Recurrent rumours that Chief Executive Leung Chun-ying will be dumped by Beijing reflect not reality, but dissatisfaction with the Hong Kong government. But the problems have more to do with the system than the individual.
The first two chief executives, Tung Chee-hwa and Donald Tsang Yam-kuen, suffered public opprobrium too. As long as the chief executive is not popularly elected, he or she will not be seen as legitimate. And as long as the chief executive is not supported by a majority in the Legislative Council, there will always be problems of governance.
The Basic Law was drafted with the idea of continuing the executive-led government created by the British. But that system worked because it was a dictatorship, albeit a benevolent one.
China insisted on the continuation of an executive-led government after 1997 while agreeing to an elected legislature. That created an unworkable system. Even if, by 2020, both the chief executive and the entire legislature are elected by universal suffrage, Hong Kong may still be ungovernable if there is no linkage between the executive and the legislature.
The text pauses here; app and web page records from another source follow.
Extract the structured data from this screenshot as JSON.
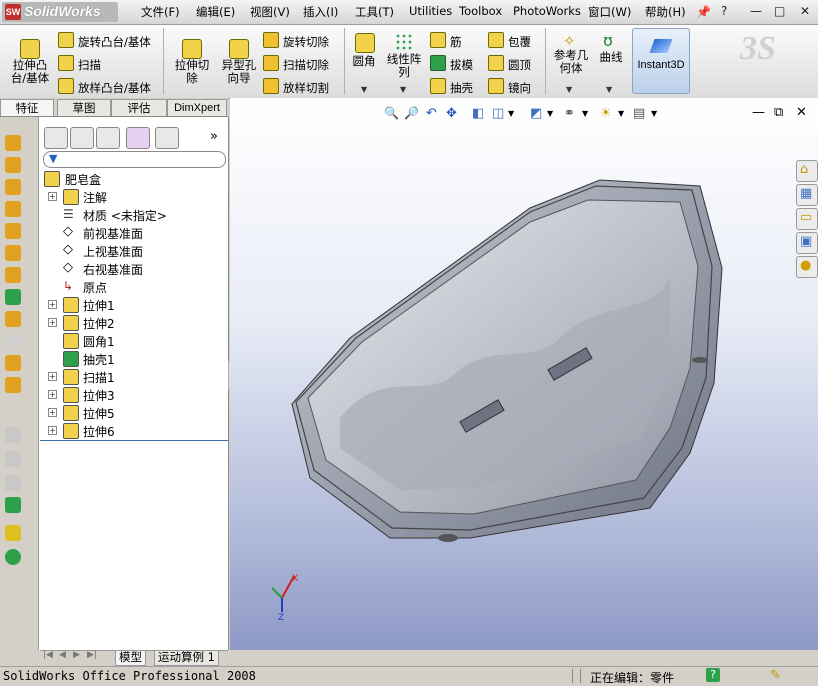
{
  "app": {
    "name": "SolidWorks",
    "logo_letters": "SW"
  },
  "menu": [
    "文件(F)",
    "编辑(E)",
    "视图(V)",
    "插入(I)",
    "工具(T)",
    "Utilities",
    "Toolbox",
    "PhotoWorks",
    "窗口(W)",
    "帮助(H)"
  ],
  "window_buttons": [
    "?",
    "—",
    "□",
    "✕"
  ],
  "command_manager": {
    "extrude_boss": "拉伸凸台/基体",
    "revolve_boss": "旋转凸台/基体",
    "sweep": "扫描",
    "loft_boss": "放样凸台/基体",
    "extrude_cut": "拉伸切除",
    "hole_wizard": "异型孔向导",
    "revolve_cut": "旋转切除",
    "sweep_cut": "扫描切除",
    "loft_cut": "放样切割",
    "fillet": "圆角",
    "linear_pattern": "线性阵列",
    "rib": "筋",
    "draft": "拔模",
    "shell": "抽壳",
    "wrap": "包覆",
    "dome": "圆顶",
    "mirror": "镜向",
    "ref_geometry": "参考几何体",
    "curves": "曲线",
    "instant3d": "Instant3D"
  },
  "feature_tabs": [
    "特征",
    "草图",
    "评估",
    "DimXpert"
  ],
  "feature_tree": {
    "root": "肥皂盒",
    "items": [
      {
        "label": "注解",
        "icon": "annotation-icon",
        "expandable": true
      },
      {
        "label": "材质 <未指定>",
        "icon": "material-icon",
        "expandable": false
      },
      {
        "label": "前视基准面",
        "icon": "plane-icon",
        "expandable": false
      },
      {
        "label": "上视基准面",
        "icon": "plane-icon",
        "expandable": false
      },
      {
        "label": "右视基准面",
        "icon": "plane-icon",
        "expandable": false
      },
      {
        "label": "原点",
        "icon": "origin-icon",
        "expandable": false
      },
      {
        "label": "拉伸1",
        "icon": "extrude-icon",
        "expandable": true
      },
      {
        "label": "拉伸2",
        "icon": "extrude-icon",
        "expandable": true
      },
      {
        "label": "圆角1",
        "icon": "fillet-icon",
        "expandable": false
      },
      {
        "label": "抽壳1",
        "icon": "shell-icon",
        "expandable": false
      },
      {
        "label": "扫描1",
        "icon": "sweep-icon",
        "expandable": true
      },
      {
        "label": "拉伸3",
        "icon": "extrude-icon",
        "expandable": true
      },
      {
        "label": "拉伸5",
        "icon": "extrude-icon",
        "expandable": true
      },
      {
        "label": "拉伸6",
        "icon": "extrude-icon",
        "expandable": true
      }
    ]
  },
  "bottom_tabs": [
    "模型",
    "运动算例 1"
  ],
  "status": {
    "product": "SolidWorks Office Professional 2008",
    "editing": "正在编辑：零件",
    "help": "?"
  },
  "colors": {
    "viewport_top": "#ffffff",
    "viewport_bottom": "#8d99c6",
    "model_gray": "#9aa0ad",
    "selection_blue": "#3b6ea5"
  }
}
Every government needs a parliamentary majority.
The question is whether a democratic Hong Kong will institute a presidential or parliamentary system. What is prescribed in the Basic Law is closer to a presidential system, like that in the US. But there, a president can get things done only if his political party also controls the congress. If the opposition party controls it - or even just one of the two houses, as is currently the case - the result is often deadlock.
In a parliamentary system, however, the executive by definition controls the legislature and hence has little difficulty getting its programme passed.
If Beijing is serious about wanting the Hong Kong government to run smoothly, then it should back a system in which the government will be in the hands of the biggest political party, or a coalition.
Currently, the biggest political party, both in terms of party membership and of seats in Legco, is the pro-establishment party, the Democratic Alliance for the Betterment and Progress of Hong Kong. Beijing has little to fear since the DAB has demonstrated its grass-roots support and its ability to win seats in both the district councils and Legco.
But a one-party system will not be accepted either by the people of Hong Kong or internationally as a democracy. There is a need for a credible opposition party, such as a much stronger Democratic Party.
The Democrats conducted negotiations with the central government's liaison office and subsequently backed the 2010 electoral package. They could not have done so if the party did not enjoy a wide popular base. The current fragmentation of the pro-democracy camp is not good either for Hong Kong or for the central government.
After all, Beijing needs a credible opposition party in Hong Kong that can conduct negotiations and deliver votes.
A thriving political party system would serve the interests of both Hong Kong and Beijing. That should be China's goal.